to the other outside connecting lug. The white connects to the center
connecting lug and the bare connects to the green connecting lug or
screw. All these connections are inside that 30 rated 4 prong dryer
The pigtail to your dryer will have to be changed to a 4 prong pigtail
with the two outside cables connecting to the two outside screws found
on the connecting block inside the dryer. The center white conductor is
connected to the center screw of that dryer connecting block. the bare
or green conductor connects to the metal frame of the dryer on a green
The above is for a new branch circuit serving an existing or new dryer.
If you can move an existing three prong dryer to your new desired
location then you may use this three prong receptacle still as existing
only if the cable is an SE type cable with a red, black, and bare
conductor. This bare conductor must wrap around the black and red wire
as a protector within that SE cable. If you have a cable that is Romex ®
but not with the identification of being an SE cable written on the side
of that cable, or the bare wire does not wrap the black and red
conductors, then you must upgrade that branch circuit to the new
requirements using a four conductor cable and a four prong receptacle as
described above at the beginning of this article.
If you are using a three prong receptacle as existing then the pigtail
must be a three prong pigtail with the two outside wires of that pigtail
connected to the two outside screws of the connecting block found in the
dryer. The center conductor of the pigtail is connected to the center
screw of that same connecting block inside the dryer.
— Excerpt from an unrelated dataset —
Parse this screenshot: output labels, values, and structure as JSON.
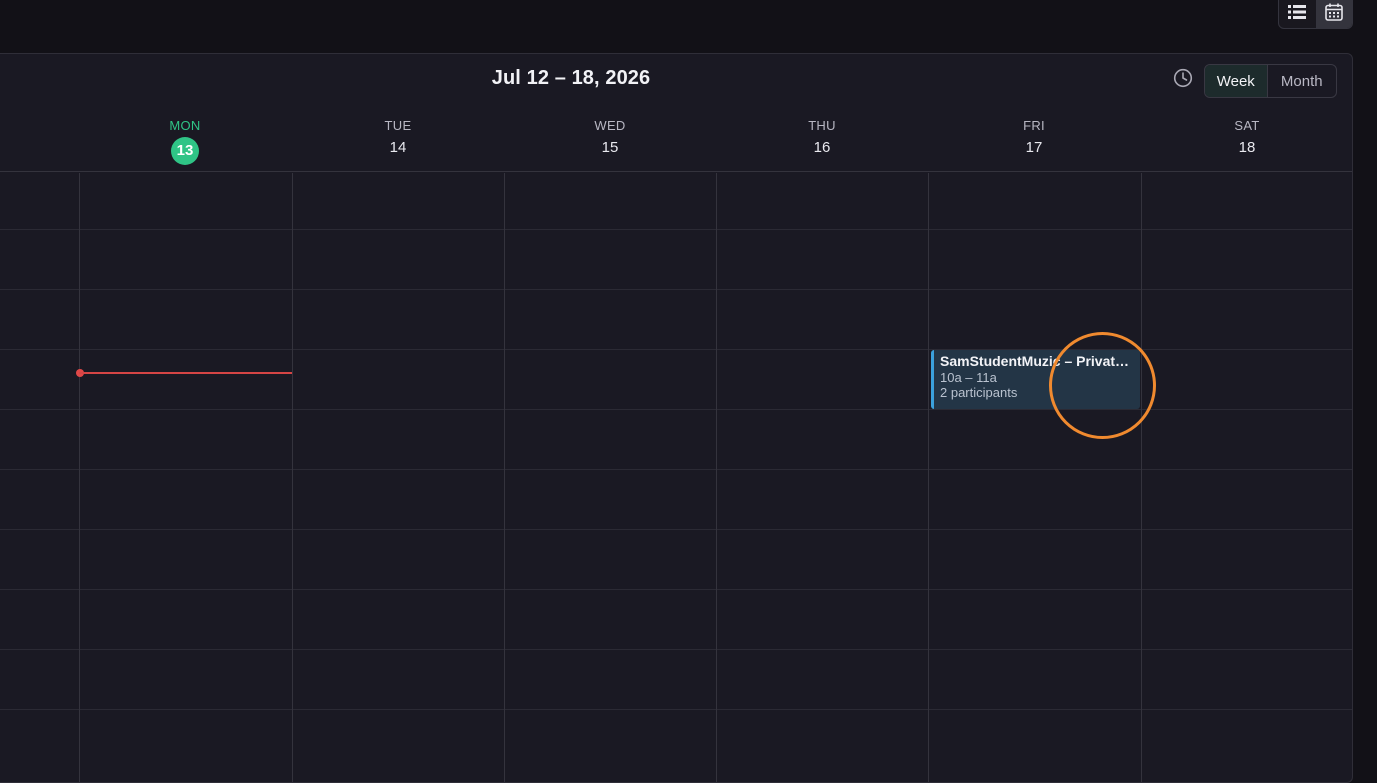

There must also be
a green jumper wire installed between the center connection on that
connecting block in the dryer and the metal frame of the dryer on a
Written: Dec. 21. 2011
Revised: June 22, 2013
Proof Read / Released: July 10, 2013
By: Donald Kerr